The office of New York Attorney General Letitia James has publicly released a statement that it is now pursuing a criminal rather than a purely civil investigation against the Trump Organization. The investigation is being handled in conjunction with the Manhattan district attorney’s office. The investigations appear to focus on tax and business dealings. While I have challenged claims of a long litany “slam dunk” crimes related to Russia or Ukraine (or even tweets) that legal experts declared regularly on outlets like CNN and MSNBC, I have long opposed Trump’s effort to withhold his tax records and viewed these tax and transactional crimes as the greatest threat for actual prosecution. Tax and fraud cases are easier to prosecute and more difficult to defend in court.
“We have informed the Trump Organization that our investigation into the organization is no longer purely civil in nature. We are now actively investigating the Trump Organization in a criminal capacity, along with the Manhattan DA.”
Investigating a large organization on tax and fraud issues tends to be a target-rich environment. Real estate is an area notorious for the manipulation of assets and their stated worth. Assets are often undervalued to reduce tax exposure or overvalued to secure bank loans. The greatest danger is when the same assets are involved in such reporting controversies.
Investigators have deposed a slew of Trump Organization officials including Eric Trump, the former President’s son, and Chief Financial Officer Allen Weisselberg.
There could also be upcoming privilege fights over demands for information from tax attorney Sheri Dillon.

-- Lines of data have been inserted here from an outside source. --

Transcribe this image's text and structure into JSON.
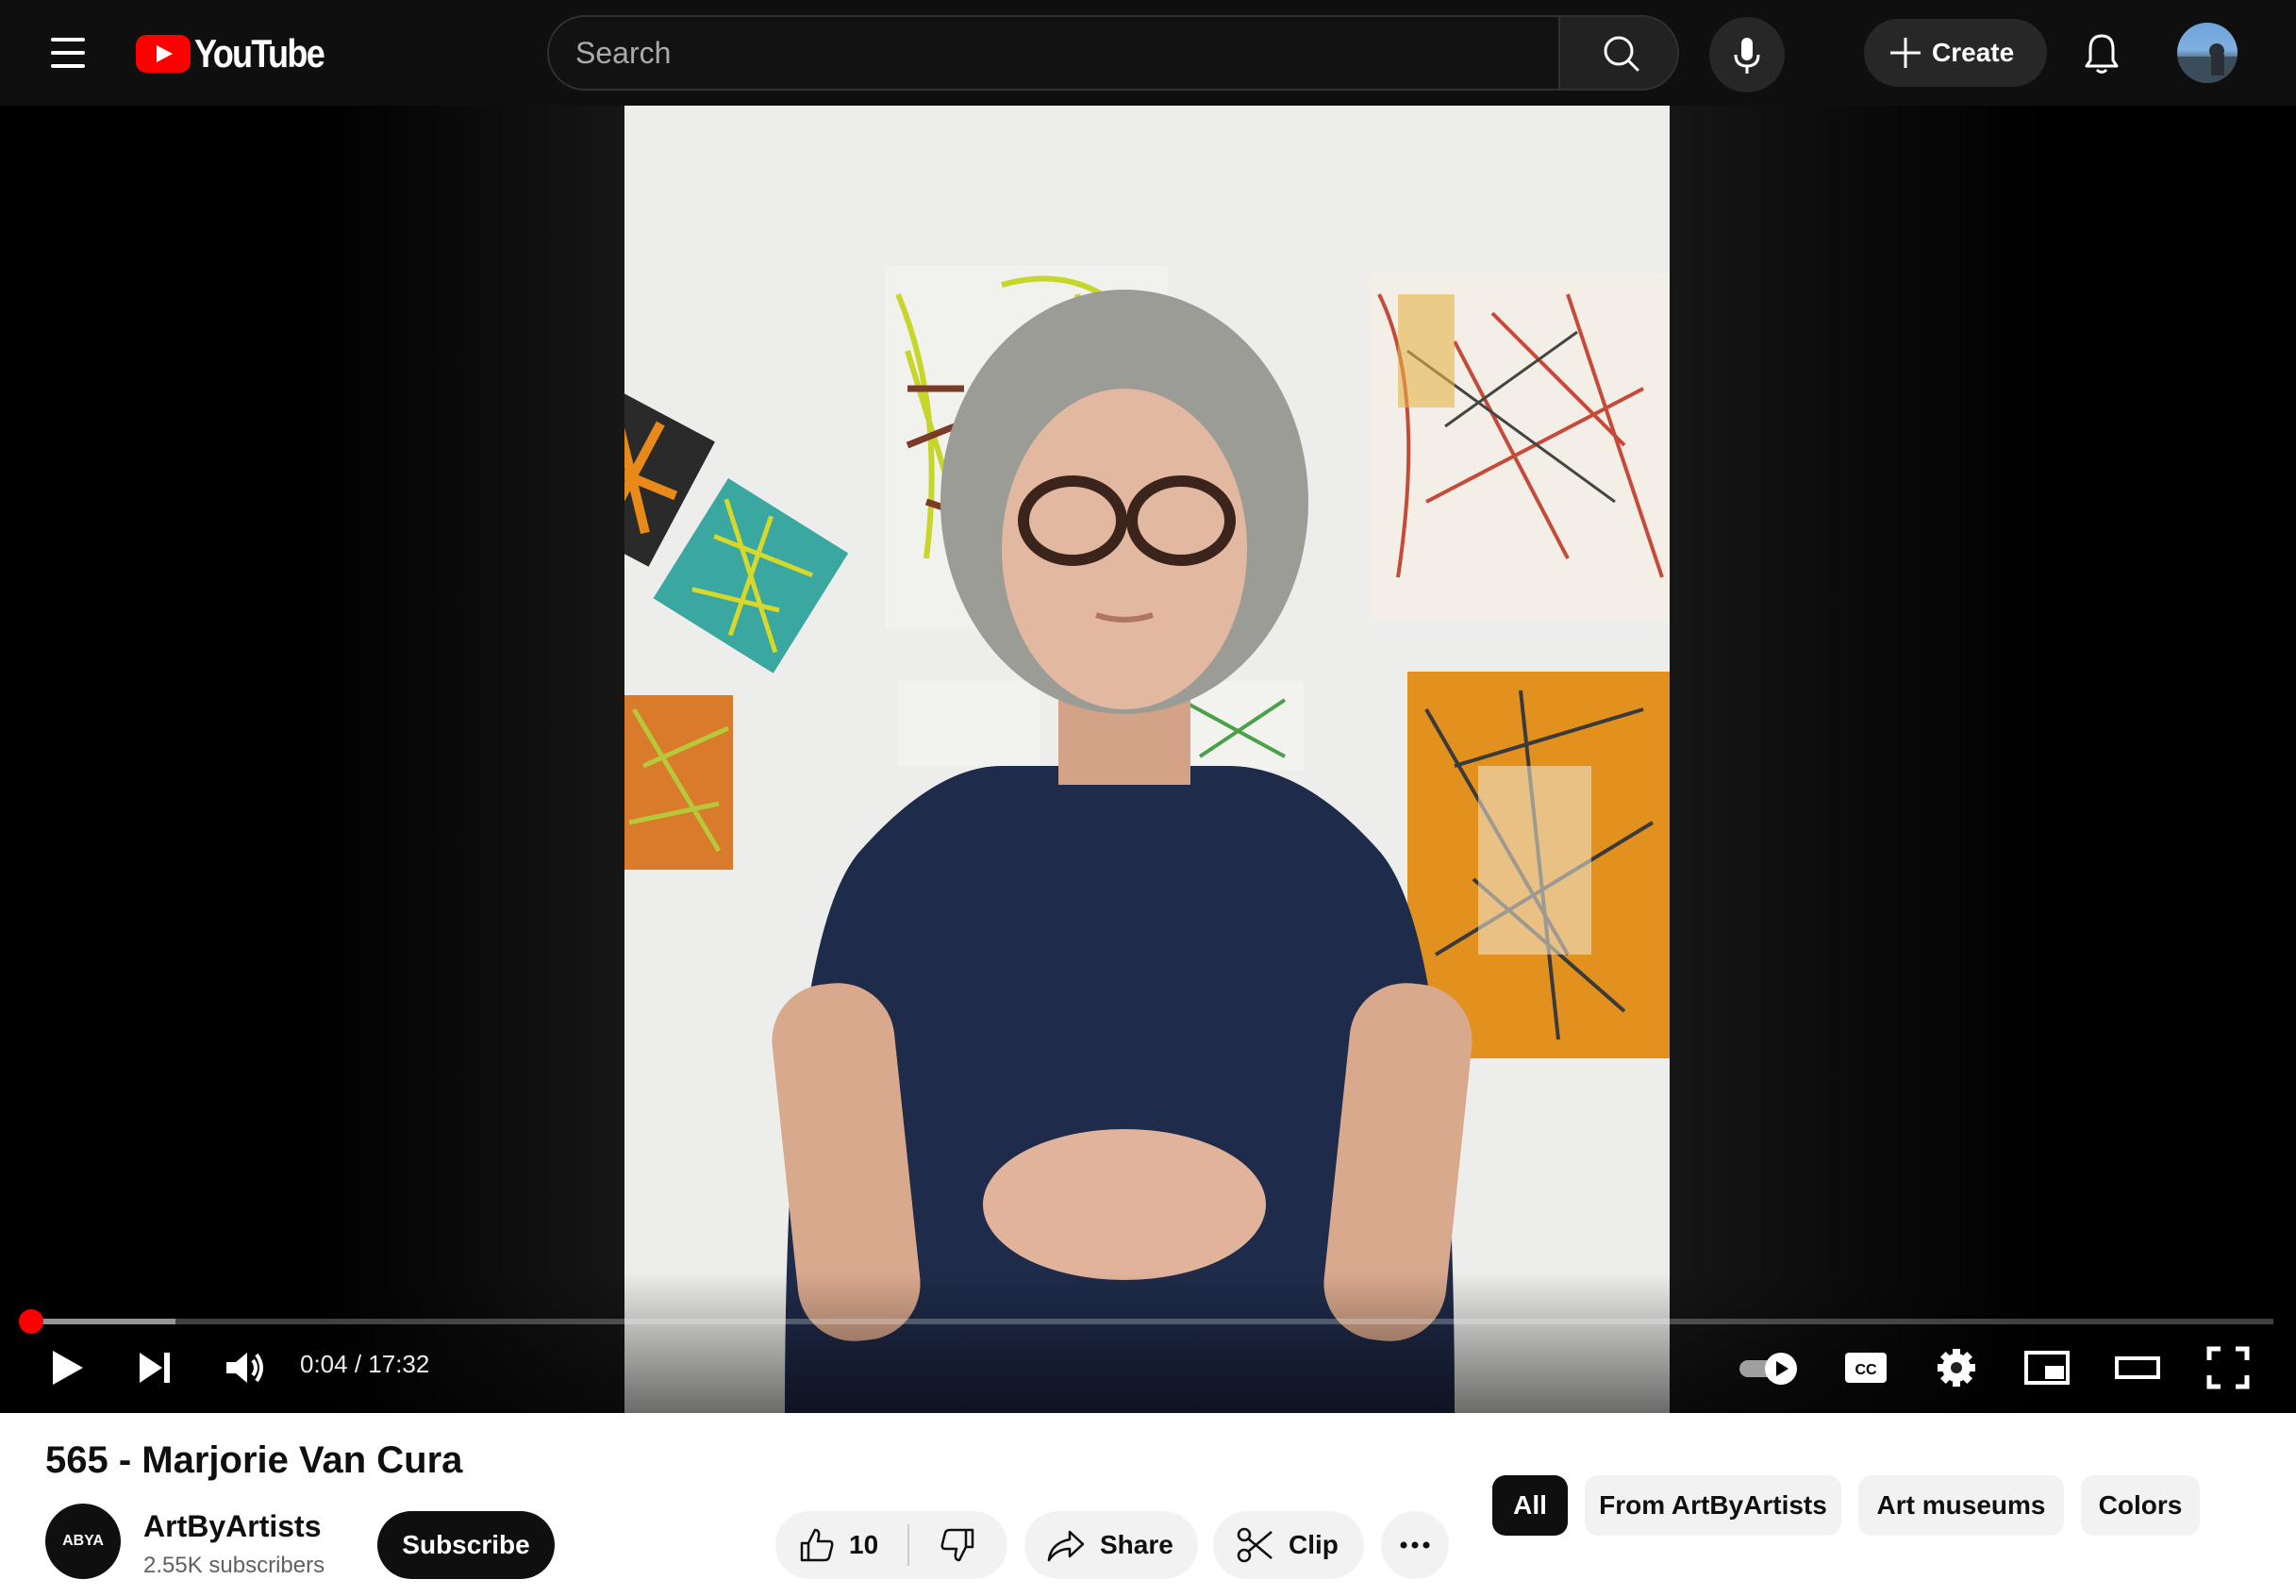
{
  "header": {
    "logo_text": "YouTube",
    "search_placeholder": "Search",
    "create_label": "Create"
  },
  "player": {
    "current_time": "0:04",
    "duration": "17:32",
    "time_display": "0:04 / 17:32",
    "progress_fraction": 0.0038,
    "autoplay_on": true
  },
  "video": {
    "title": "565 - Marjorie Van Cura"
  },
  "channel": {
    "avatar_text": "ABYA",
    "name": "ArtByArtists",
    "subscribers": "2.55K subscribers",
    "subscribe_label": "Subscribe"
  },
  "actions": {
    "like_count": "10",
    "share_label": "Share",
    "clip_label": "Clip"
  },
  "chips": [
    {
      "label": "All",
      "active": true
    },
    {
      "label": "From ArtByArtists",
      "active": false
    },
    {
      "label": "Art museums",
      "active": false
    },
    {
      "label": "Colors",
      "active": false
    }
  ],
  "colors": {
    "brand_red": "#ff0000",
    "header_bg": "#0f0f0f",
    "chip_bg": "#f2f2f2"
  }
}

One objection is that this is selective prosecution. We previously discussed that issue in the context of James’ investigation of the National Rifle Association. James also ran on the pledge to relentlessly pursue Trump and his aides. In this controversy, the Trump counsel is likely to argue that such reporting tactics are common to the real estate field. However, selective prosecution claims are notoriously difficult to argue. Selective prosecution is a sometimes a viable defense when it is used against a group with discriminatory purpose. See United States v. Armstrong, 517 U.S. 456, 116 S. Ct. 1480 (1996), Yick Wo v. Hopkins, 118 U.S. 356 (1886). The key is that the proof of a prosecution “directed so exclusively against a particular class of persons … with a mind so unequal and oppressive” that it violates the guarantee of equal prosecution under the law.

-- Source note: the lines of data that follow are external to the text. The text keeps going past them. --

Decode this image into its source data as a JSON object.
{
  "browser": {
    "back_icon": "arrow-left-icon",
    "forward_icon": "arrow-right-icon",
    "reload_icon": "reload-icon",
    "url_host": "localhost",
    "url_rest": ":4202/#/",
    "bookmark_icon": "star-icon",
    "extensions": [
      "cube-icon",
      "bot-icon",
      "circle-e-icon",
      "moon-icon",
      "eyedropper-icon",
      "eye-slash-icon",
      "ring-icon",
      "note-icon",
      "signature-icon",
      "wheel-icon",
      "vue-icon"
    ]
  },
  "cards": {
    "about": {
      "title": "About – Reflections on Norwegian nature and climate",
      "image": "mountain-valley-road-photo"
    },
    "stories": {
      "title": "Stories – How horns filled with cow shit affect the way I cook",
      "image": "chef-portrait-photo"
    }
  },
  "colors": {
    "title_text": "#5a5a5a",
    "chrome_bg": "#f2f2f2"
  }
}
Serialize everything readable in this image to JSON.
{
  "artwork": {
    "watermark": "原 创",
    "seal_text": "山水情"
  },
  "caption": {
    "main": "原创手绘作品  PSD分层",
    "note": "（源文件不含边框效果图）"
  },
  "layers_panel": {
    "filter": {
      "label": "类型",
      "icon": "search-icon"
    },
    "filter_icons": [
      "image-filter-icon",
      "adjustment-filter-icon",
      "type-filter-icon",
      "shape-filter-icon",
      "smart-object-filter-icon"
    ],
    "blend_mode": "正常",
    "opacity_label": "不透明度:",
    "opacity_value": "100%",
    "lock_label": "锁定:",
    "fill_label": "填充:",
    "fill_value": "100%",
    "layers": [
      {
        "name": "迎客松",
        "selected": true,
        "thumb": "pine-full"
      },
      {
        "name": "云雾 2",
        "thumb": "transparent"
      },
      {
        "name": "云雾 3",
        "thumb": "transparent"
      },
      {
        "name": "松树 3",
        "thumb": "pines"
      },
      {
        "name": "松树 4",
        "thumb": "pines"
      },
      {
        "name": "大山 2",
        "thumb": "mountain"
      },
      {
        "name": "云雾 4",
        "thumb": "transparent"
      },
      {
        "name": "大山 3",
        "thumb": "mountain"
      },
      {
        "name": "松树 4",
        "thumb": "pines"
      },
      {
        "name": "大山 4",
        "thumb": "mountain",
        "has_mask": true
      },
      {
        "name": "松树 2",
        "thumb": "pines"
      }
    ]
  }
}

Likewise, malicious prosecution claims are overwhelmingly rejected. This is usually the basis for a civil lawsuit after prevailing in the criminal system. However, it requires an extremely high showing of abuse. In the criminal system, courts tend to disregard arguments based on the motivations of prosecutors. State prosecutors like James are elected and are often motivated by politics. However, courts are focused on whether the underlying allegations would constitute a crime if proven.
As a defense attorney, I would be more focused on cooperative agreements at this stage, particularly with Weisselberg. Tax and fraud cases are comparatively easier to prove than crimes like obstruction but his cooperation could make this a slam dunk. Moreover, he could convert an investigation into the Trump Organization and make it an investigation into Trump himself. The question is whether Trump was or should have been aware of illegality in the reporting of assets.